● Your task
For this exercise, write out every entry exactly and leave the pictures out.

%%

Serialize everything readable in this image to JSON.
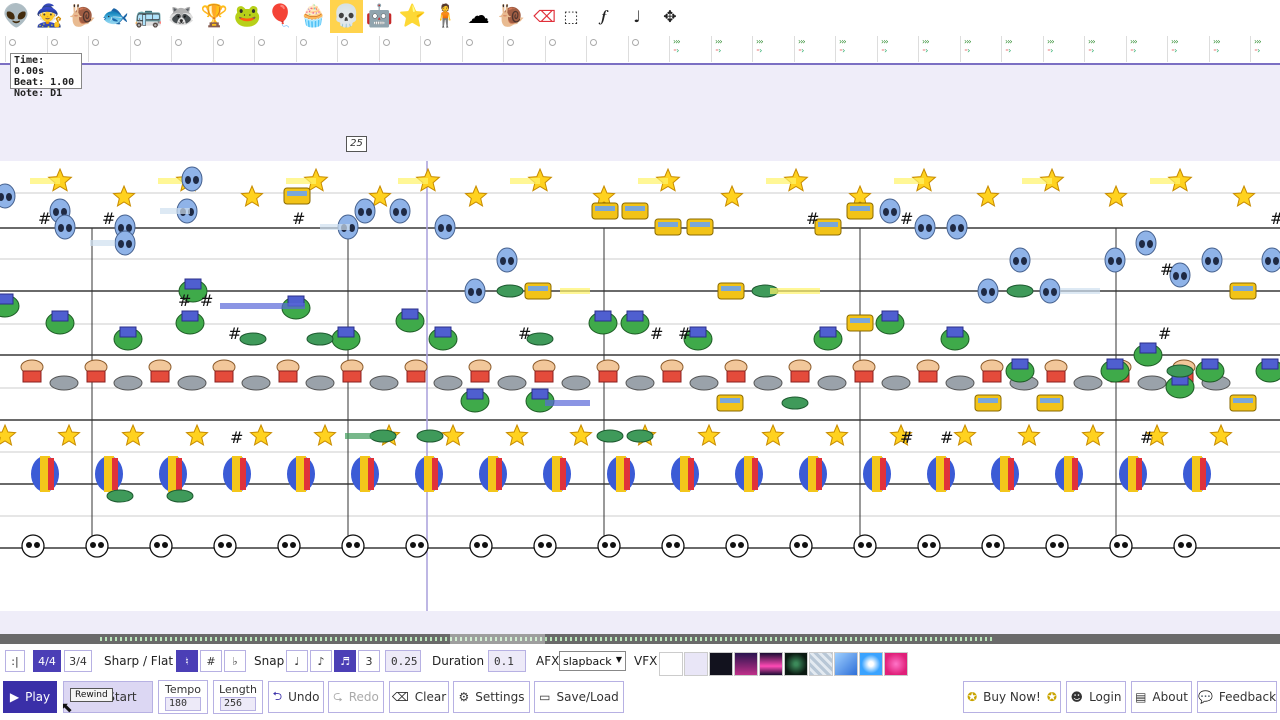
{
  "palette": {
    "instruments": [
      {
        "name": "alien-icon",
        "glyph": "👽"
      },
      {
        "name": "gnome-icon",
        "glyph": "🧙"
      },
      {
        "name": "snail-icon",
        "glyph": "🐌"
      },
      {
        "name": "fish-icon",
        "glyph": "🐟"
      },
      {
        "name": "school-bus-icon",
        "glyph": "🚌"
      },
      {
        "name": "raccoon-icon",
        "glyph": "🦝"
      },
      {
        "name": "trophy-icon",
        "glyph": "🏆"
      },
      {
        "name": "frog-icon",
        "glyph": "🐸"
      },
      {
        "name": "balloon-icon",
        "glyph": "🎈"
      },
      {
        "name": "muffin-icon",
        "glyph": "🧁"
      },
      {
        "name": "skull-icon",
        "glyph": "💀"
      },
      {
        "name": "robot-icon",
        "glyph": "🤖"
      },
      {
        "name": "star-icon",
        "glyph": "⭐"
      },
      {
        "name": "doll-icon",
        "glyph": "🧍"
      },
      {
        "name": "cloud-icon",
        "glyph": "☁"
      },
      {
        "name": "snail-orange-icon",
        "glyph": "🐌"
      },
      {
        "name": "eraser-icon",
        "glyph": "⌫"
      }
    ],
    "selected_index": 10,
    "tools": [
      {
        "name": "select-box-icon",
        "glyph": "⬚"
      },
      {
        "name": "forte-icon",
        "glyph": "𝆑"
      },
      {
        "name": "note-icon",
        "glyph": "♩"
      },
      {
        "name": "move-icon",
        "glyph": "✥"
      }
    ]
  },
  "readout": {
    "time": "Time: 0.00s",
    "beat": "Beat: 1.00",
    "note": "Note: D1"
  },
  "measure_number": "25",
  "toolbar": {
    "time_sig_44": "4/4",
    "time_sig_34": "3/4",
    "sharp_flat_label": "Sharp / Flat",
    "natural": "♮",
    "sharp": "#",
    "flat": "♭",
    "snap_label": "Snap",
    "snap_quarter": "♩",
    "snap_eighth": "♪",
    "snap_sixteenth": "♬",
    "snap_triplet": "3",
    "snap_value": "0.25",
    "duration_label": "Duration",
    "duration_value": "0.1",
    "afx_label": "AFX",
    "afx_value": "slapback",
    "vfx_label": "VFX"
  },
  "controls": {
    "play": "Play",
    "to_start": "o Start",
    "rewind_tooltip": "Rewind",
    "tempo_label": "Tempo",
    "tempo_value": "180",
    "length_label": "Length",
    "length_value": "256",
    "undo": "Undo",
    "redo": "Redo",
    "clear": "Clear",
    "settings": "Settings",
    "save_load": "Save/Load",
    "buy_now": "Buy Now!",
    "login": "Login",
    "about": "About",
    "feedback": "Feedback"
  },
  "colors": {
    "accent": "#3a2fa8",
    "staff_bg": "#efedf9",
    "star": "#ffd21f",
    "alien": "#8fb3e8",
    "frog": "#3faa4a",
    "bus": "#f2c318",
    "muffin": "#e44b3b",
    "balloon": "#3b5bd6"
  }
}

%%

● Answer for this exercise
Serialize everything readable in this image to JSON.
{
  "palette": {
    "instruments": [
      {
        "name": "alien-icon",
        "glyph": "👽"
      },
      {
        "name": "gnome-icon",
        "glyph": "🧙"
      },
      {
        "name": "snail-icon",
        "glyph": "🐌"
      },
      {
        "name": "fish-icon",
        "glyph": "🐟"
      },
      {
        "name": "school-bus-icon",
        "glyph": "🚌"
      },
      {
        "name": "raccoon-icon",
        "glyph": "🦝"
      },
      {
        "name": "trophy-icon",
        "glyph": "🏆"
      },
      {
        "name": "frog-icon",
        "glyph": "🐸"
      },
      {
        "name": "balloon-icon",
        "glyph": "🎈"
      },
      {
        "name": "muffin-icon",
        "glyph": "🧁"
      },
      {
        "name": "skull-icon",
        "glyph": "💀"
      },
      {
        "name": "robot-icon",
        "glyph": "🤖"
      },
      {
        "name": "star-icon",
        "glyph": "⭐"
      },
      {
        "name": "doll-icon",
        "glyph": "🧍"
      },
      {
        "name": "cloud-icon",
        "glyph": "☁"
      },
      {
        "name": "snail-orange-icon",
        "glyph": "🐌"
      },
      {
        "name": "eraser-icon",
        "glyph": "⌫"
      }
    ],
    "selected_index": 10,
    "tools": [
      {
        "name": "select-box-icon",
        "glyph": "⬚"
      },
      {
        "name": "forte-icon",
        "glyph": "𝆑"
      },
      {
        "name": "note-icon",
        "glyph": "♩"
      },
      {
        "name": "move-icon",
        "glyph": "✥"
      }
    ]
  },
  "readout": {
    "time": "Time: 0.00s",
    "beat": "Beat: 1.00",
    "note": "Note: D1"
  },
  "measure_number": "25",
  "toolbar": {
    "time_sig_44": "4/4",
    "time_sig_34": "3/4",
    "sharp_flat_label": "Sharp / Flat",
    "natural": "♮",
    "sharp": "#",
    "flat": "♭",
    "snap_label": "Snap",
    "snap_quarter": "♩",
    "snap_eighth": "♪",
    "snap_sixteenth": "♬",
    "snap_triplet": "3",
    "snap_value": "0.25",
    "duration_label": "Duration",
    "duration_value": "0.1",
    "afx_label": "AFX",
    "afx_value": "slapback",
    "vfx_label": "VFX"
  },
  "controls": {
    "play": "Play",
    "to_start": "o Start",
    "rewind_tooltip": "Rewind",
    "tempo_label": "Tempo",
    "tempo_value": "180",
    "length_label": "Length",
    "length_value": "256",
    "undo": "Undo",
    "redo": "Redo",
    "clear": "Clear",
    "settings": "Settings",
    "save_load": "Save/Load",
    "buy_now": "Buy Now!",
    "login": "Login",
    "about": "About",
    "feedback": "Feedback"
  },
  "colors": {
    "accent": "#3a2fa8",
    "staff_bg": "#efedf9",
    "star": "#ffd21f",
    "alien": "#8fb3e8",
    "frog": "#3faa4a",
    "bus": "#f2c318",
    "muffin": "#e44b3b",
    "balloon": "#3b5bd6"
  }
}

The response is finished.